The church underwent significant reforms and rebuilding of which there is record since the 18th century when the interior facings were repainted. In the following century, the stone masonry passageway that joined the Conventín with the monastery of Santa María, and the portico added to the façade of the church was also demolished. In 1954, Luis Menéndez-Pidal y Álvarez began restoration work, in 1970, the room on the north side of the church was rebuilt and, in 1980, the ceiling was restored. In the year 2010, different restoration tasks were carried out on the structure and the layers of coating on the walls.
CONSECRATION STONE OF THE CHURCH, YEAR 893
“Your generous piety, Christ the God, shines forth everywhere, and your generous piety often saves evildoers. Men affirm this, the nations applaud wherever you bestow life on what has been extinguished, men confirm this. Take the part of the poor man, pardon the good man, without paying attention to his merits; with the mercy that makes you strong, take the part of the poor man, it is clear that inside me the wretched weaknesses of my mind does battle, my piercing guilt wounds me. May your beneficial grace shine forth now thanks to your mercy, the grace that lifts up the fallen, and may it shine forth now. May your nourishing piety help me, may piety help us, granting us all salvation under your heavenly cloak. This house of worship was consecrated by seven bishops: Rudesindo Dumiense, Naustis Conibrigense, Sisnando Iriense, Arnulfo Asturicense, Argimiro Lamecense, Recaredo Lucense, Elecanes Cesaragustanenese.
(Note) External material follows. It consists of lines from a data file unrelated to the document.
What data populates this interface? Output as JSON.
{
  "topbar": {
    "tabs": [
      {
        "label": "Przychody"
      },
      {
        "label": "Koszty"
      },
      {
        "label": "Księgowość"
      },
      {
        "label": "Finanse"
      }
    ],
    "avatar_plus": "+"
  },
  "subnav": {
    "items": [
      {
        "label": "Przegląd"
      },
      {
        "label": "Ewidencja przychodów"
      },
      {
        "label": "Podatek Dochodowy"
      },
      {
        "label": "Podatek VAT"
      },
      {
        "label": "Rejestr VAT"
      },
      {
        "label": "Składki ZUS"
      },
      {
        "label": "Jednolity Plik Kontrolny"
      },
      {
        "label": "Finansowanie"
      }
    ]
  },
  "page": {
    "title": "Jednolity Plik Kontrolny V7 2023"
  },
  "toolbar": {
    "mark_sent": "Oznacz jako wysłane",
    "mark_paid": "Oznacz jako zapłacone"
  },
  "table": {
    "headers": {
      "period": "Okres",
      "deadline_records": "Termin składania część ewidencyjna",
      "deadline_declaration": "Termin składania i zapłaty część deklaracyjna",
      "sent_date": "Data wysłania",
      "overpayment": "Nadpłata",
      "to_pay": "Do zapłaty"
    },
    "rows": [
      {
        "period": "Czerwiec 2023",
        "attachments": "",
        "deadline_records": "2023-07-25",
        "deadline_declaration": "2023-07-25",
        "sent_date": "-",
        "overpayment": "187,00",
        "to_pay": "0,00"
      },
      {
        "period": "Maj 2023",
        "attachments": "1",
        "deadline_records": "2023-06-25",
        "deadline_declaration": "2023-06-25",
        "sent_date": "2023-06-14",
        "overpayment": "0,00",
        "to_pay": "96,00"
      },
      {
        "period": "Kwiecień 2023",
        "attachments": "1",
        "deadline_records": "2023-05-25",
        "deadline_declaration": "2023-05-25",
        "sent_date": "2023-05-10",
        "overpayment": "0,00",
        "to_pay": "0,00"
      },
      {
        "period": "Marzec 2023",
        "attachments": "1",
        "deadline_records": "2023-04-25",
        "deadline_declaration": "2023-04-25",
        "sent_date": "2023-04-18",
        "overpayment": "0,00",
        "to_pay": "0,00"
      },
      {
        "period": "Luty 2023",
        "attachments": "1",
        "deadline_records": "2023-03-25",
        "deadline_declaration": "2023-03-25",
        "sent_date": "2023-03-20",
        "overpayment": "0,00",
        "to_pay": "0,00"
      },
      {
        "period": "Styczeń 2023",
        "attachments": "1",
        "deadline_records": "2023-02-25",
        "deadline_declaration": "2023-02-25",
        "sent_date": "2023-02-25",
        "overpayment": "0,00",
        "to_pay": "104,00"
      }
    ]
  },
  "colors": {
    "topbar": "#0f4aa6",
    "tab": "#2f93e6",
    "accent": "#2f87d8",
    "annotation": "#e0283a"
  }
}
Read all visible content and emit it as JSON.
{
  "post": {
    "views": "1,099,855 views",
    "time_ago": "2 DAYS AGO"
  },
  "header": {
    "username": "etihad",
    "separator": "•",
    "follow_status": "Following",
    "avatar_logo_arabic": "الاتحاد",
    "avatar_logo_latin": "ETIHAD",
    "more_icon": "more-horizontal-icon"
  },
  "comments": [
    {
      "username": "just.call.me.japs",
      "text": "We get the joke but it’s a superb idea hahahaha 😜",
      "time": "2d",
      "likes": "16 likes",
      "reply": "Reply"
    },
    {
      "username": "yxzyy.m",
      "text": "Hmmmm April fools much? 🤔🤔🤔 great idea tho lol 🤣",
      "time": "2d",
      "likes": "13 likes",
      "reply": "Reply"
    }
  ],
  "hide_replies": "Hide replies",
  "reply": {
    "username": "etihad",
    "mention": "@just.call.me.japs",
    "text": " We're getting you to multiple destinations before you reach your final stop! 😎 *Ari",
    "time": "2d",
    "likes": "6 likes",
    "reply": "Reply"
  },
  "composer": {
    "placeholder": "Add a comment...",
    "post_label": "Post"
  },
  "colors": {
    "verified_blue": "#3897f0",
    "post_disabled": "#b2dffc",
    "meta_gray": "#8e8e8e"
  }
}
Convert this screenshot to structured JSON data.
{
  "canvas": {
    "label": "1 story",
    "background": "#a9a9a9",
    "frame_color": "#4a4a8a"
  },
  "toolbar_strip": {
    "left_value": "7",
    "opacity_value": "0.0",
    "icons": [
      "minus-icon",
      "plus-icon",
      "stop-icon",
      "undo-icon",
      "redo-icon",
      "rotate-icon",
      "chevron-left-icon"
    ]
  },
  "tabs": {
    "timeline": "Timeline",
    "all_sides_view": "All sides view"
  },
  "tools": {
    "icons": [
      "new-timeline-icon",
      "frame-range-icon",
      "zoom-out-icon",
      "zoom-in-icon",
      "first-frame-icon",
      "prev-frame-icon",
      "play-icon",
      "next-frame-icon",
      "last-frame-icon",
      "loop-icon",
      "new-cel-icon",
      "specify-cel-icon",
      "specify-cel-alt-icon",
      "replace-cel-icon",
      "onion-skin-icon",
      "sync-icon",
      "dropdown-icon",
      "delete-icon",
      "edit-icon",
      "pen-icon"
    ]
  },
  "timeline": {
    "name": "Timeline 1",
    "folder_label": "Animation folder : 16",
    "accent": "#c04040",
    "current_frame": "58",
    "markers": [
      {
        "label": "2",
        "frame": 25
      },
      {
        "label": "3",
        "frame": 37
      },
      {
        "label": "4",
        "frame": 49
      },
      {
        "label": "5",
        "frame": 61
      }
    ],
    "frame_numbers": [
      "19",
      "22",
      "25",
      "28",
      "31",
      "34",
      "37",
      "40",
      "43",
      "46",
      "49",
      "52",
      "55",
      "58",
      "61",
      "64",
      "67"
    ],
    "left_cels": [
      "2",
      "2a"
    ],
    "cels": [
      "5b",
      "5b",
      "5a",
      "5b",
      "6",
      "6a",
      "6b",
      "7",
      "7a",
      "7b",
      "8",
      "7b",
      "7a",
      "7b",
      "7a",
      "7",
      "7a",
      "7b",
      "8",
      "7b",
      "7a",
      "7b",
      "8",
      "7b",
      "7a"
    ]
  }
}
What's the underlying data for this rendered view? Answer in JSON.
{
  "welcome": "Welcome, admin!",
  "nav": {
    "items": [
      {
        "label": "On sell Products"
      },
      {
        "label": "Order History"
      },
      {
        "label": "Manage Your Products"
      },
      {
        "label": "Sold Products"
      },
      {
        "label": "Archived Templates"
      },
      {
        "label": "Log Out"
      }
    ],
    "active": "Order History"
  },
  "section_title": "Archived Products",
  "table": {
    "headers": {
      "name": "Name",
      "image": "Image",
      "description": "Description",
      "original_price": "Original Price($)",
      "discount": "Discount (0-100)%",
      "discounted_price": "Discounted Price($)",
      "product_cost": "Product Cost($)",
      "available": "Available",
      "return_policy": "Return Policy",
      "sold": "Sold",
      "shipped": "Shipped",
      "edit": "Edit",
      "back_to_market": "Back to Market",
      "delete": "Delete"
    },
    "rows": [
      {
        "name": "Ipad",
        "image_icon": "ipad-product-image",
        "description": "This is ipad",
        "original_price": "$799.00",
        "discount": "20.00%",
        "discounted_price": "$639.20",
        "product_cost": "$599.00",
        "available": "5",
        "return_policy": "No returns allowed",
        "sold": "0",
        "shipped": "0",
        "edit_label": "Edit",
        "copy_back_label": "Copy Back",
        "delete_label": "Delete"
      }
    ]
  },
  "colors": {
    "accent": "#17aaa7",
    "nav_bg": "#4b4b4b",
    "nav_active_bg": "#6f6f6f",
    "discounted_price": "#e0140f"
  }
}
In the year 931 of our era, on the 16th of the Calends of October” [16 September 893 AD], (Spanish translation of César García de Castro) (English translation from the Spanish translation of Zesauro Traducciones).
At the Church of San Salvador de Valdedios, services are held on specific occasions.
Plans of the monument
Floor plans of Santa María del Naranco that can be viewed at the following button
Selection of photos of Santa María del Naranco that can be viewed at the following button
33312 Villaviciosa – Asturias
+(34) 985 97 49 66
Calendario de Verano
De Abril a Spetiembre:
Martes a domingo:
10:30 a 13:00 h (última visita)
16:00 a 18:30 h (última visita)
Calendario de Invierno
De Octubre a Marzo:
Martes a domingo:
10:30 a 13:00 h (última visita)
Lorenzo Arias Páramo
1855, SAN SALVADOR DE VALDEDIÓS. Engraving of Francisco Javier Parcerisa.
1950’s, SAN SALVADOR DE VALDEDIÓS. In the photo, Mr. Luis Menéndez Pidal. Archive Lorenzo Arias Páramo.
Early 20th century, SAN SALVADOR DE VALDEDIÓS. Photo Somoano, in: “Beautiful views of Asturias from east to west”, Aurelio de Llano Roza y Ampudia, 1928.